Task: For the records below, report how many lines include "date", with no accompanying text.

Given records:
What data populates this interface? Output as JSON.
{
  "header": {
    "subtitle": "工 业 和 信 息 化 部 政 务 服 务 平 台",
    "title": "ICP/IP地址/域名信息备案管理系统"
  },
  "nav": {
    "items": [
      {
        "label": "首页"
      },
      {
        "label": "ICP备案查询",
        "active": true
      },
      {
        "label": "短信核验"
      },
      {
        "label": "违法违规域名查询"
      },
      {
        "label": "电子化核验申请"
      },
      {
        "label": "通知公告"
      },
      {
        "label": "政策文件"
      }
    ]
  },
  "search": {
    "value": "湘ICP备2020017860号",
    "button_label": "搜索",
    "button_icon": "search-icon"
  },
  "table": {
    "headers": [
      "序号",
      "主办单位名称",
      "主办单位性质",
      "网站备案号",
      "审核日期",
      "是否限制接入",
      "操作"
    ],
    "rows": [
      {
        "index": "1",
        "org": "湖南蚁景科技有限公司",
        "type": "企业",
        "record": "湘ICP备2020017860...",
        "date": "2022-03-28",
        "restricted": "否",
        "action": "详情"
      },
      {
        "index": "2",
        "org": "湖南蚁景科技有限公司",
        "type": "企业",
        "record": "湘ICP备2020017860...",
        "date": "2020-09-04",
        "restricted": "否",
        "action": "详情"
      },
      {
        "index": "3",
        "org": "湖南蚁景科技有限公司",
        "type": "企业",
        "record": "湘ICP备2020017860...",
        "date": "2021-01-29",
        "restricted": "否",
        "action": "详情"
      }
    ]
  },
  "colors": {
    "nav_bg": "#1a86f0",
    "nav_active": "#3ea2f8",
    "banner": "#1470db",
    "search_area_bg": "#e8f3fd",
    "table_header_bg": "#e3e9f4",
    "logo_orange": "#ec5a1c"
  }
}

Response to this exercise: 3